It started, as so many ideas do these days, with a text. “(D)o you think it would [be] possible and appropriate to approach mlb with doing something with Lou Gehrig like they’ve done Jackie Robinson?” songwriter Bryan Wayne Galentine, who had been diagnosed with ALS two years earlier, texted friends whom he’d met through the tight-knit ALS community on June 24, 2019. From that the idea was born.
And just under two years later, Major League Baseball celebrated the first Lou Gehrig Day on June 2, 2021. Which is not to say there weren’t more than a few things that happened in between—a global pandemic, for one, leading to an abbreviated 2020 baseball season. And ALS remains a cruel disease that does not stop. As a painful example of just how cruel, six from the core group of 27 members from the Lou Gehrig Day committee have passed away since the group was formed, including Galentine, who died on October 22, 2020.
Their legacy was felt across the MLB—and the nation—on June 2, as it will be each June 2 going forward. In honor of Lou Gehrig and in support of the fight to end ALS, every player, manager and coach wore a special uniform patch and red “4-ALS” wristbands. Messages about ALS and efforts to find treatments and cure were included in-stadium and on broadcasts.
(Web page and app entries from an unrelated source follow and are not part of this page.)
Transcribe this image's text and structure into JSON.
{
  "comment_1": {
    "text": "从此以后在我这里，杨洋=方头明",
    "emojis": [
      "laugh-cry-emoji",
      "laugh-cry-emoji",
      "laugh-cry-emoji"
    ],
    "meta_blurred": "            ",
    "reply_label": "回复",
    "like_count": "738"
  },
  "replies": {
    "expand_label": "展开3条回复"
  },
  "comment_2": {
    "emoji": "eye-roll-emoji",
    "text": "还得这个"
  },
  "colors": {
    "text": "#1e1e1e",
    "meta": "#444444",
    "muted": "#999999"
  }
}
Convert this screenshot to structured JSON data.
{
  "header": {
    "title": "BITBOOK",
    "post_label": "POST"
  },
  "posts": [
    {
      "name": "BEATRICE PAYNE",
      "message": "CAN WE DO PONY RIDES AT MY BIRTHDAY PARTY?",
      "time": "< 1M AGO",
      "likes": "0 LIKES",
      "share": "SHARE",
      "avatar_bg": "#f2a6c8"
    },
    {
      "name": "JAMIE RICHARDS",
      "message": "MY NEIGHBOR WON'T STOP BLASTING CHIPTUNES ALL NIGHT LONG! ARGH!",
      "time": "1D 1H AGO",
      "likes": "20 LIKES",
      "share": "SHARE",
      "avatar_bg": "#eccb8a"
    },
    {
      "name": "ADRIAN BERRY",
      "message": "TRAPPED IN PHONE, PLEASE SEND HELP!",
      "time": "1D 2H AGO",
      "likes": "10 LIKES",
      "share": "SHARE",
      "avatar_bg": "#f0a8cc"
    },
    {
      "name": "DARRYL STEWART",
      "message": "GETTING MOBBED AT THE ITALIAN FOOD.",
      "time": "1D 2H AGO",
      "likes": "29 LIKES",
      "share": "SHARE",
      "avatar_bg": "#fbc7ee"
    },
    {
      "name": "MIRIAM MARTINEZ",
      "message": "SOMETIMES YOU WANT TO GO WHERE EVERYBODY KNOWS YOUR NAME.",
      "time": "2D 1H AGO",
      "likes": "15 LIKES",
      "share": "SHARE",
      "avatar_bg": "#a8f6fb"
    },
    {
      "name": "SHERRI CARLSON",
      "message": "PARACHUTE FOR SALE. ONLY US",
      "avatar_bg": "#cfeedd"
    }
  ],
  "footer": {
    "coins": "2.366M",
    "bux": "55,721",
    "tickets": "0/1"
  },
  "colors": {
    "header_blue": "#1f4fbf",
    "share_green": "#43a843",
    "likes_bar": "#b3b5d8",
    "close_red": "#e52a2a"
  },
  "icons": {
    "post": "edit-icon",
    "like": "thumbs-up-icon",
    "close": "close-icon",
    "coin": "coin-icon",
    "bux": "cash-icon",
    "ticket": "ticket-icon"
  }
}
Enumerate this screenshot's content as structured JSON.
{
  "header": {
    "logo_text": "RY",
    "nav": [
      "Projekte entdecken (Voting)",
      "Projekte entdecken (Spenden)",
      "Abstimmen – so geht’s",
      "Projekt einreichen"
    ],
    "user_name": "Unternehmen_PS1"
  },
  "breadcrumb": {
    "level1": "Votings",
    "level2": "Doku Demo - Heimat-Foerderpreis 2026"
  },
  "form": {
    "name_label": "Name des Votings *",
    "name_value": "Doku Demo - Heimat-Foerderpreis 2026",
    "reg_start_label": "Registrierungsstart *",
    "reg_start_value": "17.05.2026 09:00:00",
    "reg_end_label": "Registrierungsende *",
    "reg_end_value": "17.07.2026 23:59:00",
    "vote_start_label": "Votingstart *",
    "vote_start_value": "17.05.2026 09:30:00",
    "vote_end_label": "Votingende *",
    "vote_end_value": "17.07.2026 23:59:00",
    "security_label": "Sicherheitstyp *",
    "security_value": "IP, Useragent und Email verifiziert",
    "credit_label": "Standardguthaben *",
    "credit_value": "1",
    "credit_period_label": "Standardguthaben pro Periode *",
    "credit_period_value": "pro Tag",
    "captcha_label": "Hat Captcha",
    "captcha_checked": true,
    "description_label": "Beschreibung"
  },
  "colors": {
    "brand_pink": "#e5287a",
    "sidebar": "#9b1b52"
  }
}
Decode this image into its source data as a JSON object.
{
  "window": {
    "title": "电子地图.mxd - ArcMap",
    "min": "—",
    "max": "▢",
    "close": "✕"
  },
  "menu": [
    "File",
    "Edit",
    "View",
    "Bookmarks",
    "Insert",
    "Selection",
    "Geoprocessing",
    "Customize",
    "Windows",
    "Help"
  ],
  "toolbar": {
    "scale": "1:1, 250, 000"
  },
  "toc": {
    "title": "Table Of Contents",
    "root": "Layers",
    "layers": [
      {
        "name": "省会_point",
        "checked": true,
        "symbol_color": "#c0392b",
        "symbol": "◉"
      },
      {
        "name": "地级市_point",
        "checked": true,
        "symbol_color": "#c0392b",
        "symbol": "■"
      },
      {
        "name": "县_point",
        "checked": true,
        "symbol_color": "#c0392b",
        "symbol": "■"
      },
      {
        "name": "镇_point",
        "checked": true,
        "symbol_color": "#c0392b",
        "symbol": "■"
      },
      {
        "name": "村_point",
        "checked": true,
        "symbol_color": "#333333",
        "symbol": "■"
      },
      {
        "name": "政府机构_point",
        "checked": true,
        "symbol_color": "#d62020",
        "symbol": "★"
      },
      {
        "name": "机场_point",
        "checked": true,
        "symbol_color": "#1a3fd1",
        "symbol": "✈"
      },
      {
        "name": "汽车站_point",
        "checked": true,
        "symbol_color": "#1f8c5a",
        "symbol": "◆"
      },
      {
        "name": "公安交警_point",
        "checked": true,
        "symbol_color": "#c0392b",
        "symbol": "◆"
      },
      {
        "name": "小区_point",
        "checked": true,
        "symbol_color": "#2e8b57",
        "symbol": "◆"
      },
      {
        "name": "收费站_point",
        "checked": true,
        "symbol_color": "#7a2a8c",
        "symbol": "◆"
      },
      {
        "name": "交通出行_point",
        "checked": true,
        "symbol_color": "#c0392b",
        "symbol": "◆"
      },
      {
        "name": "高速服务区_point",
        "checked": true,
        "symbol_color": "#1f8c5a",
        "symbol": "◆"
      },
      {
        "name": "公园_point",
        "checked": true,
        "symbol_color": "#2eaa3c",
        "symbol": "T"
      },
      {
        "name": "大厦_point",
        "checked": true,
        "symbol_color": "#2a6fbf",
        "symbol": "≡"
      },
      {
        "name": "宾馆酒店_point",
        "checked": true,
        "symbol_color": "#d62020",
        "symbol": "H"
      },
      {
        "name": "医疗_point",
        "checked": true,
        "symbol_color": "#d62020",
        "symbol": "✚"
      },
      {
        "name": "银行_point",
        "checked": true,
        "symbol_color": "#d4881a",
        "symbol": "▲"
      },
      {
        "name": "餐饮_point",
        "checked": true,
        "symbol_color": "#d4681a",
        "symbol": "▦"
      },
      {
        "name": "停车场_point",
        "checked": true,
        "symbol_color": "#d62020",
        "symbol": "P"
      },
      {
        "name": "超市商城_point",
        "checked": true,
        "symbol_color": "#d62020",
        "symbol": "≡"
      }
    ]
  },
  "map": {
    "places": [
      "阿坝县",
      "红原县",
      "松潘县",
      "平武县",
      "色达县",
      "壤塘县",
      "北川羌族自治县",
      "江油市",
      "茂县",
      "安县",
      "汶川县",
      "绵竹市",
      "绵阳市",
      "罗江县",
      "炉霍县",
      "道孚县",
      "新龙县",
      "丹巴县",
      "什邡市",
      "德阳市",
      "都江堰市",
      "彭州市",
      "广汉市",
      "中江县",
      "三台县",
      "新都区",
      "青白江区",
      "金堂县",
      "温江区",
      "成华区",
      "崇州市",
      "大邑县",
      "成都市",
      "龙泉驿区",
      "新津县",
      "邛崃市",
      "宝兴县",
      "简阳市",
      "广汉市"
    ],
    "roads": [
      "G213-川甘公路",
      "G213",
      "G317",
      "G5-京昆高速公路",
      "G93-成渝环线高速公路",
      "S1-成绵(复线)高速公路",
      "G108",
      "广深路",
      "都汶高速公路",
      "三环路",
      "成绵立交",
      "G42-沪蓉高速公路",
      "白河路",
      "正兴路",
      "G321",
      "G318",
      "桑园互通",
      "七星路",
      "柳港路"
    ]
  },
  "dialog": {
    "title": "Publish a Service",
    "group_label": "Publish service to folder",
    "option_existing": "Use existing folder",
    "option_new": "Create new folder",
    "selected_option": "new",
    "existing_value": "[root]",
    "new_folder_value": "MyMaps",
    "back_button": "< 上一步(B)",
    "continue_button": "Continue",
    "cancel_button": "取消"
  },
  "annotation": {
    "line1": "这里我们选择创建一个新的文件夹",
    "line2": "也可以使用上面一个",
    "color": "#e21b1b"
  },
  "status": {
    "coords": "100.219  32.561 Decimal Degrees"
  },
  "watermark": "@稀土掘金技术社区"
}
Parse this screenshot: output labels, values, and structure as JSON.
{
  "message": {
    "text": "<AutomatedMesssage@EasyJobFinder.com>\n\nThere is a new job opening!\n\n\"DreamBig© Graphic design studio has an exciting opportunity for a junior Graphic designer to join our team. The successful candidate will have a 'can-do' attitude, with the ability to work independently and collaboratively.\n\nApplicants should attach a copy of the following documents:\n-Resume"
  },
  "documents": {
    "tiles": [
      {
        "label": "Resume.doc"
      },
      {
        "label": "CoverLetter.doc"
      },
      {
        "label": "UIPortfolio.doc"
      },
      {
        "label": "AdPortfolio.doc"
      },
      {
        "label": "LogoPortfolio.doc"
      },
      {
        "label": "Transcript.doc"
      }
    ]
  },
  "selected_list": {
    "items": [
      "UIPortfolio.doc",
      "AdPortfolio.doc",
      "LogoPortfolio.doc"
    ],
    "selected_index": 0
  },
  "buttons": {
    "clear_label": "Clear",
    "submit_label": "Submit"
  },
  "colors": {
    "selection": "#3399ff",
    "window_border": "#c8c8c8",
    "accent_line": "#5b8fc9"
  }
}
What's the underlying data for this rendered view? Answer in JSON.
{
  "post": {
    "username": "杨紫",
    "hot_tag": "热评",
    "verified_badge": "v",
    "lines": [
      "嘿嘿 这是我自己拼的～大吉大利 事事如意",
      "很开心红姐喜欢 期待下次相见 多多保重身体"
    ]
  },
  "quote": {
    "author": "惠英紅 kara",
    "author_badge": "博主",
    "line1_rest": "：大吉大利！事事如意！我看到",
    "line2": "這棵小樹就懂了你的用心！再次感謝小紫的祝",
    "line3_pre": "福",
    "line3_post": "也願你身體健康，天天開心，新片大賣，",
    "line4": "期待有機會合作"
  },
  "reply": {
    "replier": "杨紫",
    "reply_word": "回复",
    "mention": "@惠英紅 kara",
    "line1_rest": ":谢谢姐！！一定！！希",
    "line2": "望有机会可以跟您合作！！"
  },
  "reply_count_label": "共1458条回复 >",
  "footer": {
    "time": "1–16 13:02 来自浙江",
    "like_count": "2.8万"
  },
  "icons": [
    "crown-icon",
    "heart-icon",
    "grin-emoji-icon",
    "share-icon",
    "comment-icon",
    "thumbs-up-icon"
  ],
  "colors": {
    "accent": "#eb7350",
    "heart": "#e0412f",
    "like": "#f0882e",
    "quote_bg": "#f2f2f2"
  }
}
All across the world of baseball, the longstanding connection between the legendary Gehrig and the fight against the disease that took his life was evident.
“We are so pleased by the level of awareness and engagement the ALS community was able to generate by coming together with Major League Baseball in this way to celebrate Lou Gehrig and his legacy,” said Calaneet Balas, President & CEO of The ALS Association.
The St. Louis Cardinals were visiting the Los Angeles Dodgers on June 2, but took time to celebrate when they returned home on to face the Reds on June 3. The son of a person with ALS was invited to throw out the first pitch that night, and this video honoring Gehrig and raising ALS awareness was presented as well:
The choice of June 2 for Lou Gehrig Day was no accident, as it marks both the day Gehrig began his record 2,130-consecutive-games-played streak in 1925 and the day he died in 1941. And from this year forward it will also mark the legacy of Gehrig and all those lost to the disease that bears his name, help the ALS community raise awareness and funds for research of ALS, and celebrate the groups and individual who will do whatever it takes in the pursuit for new treatments, and a cure.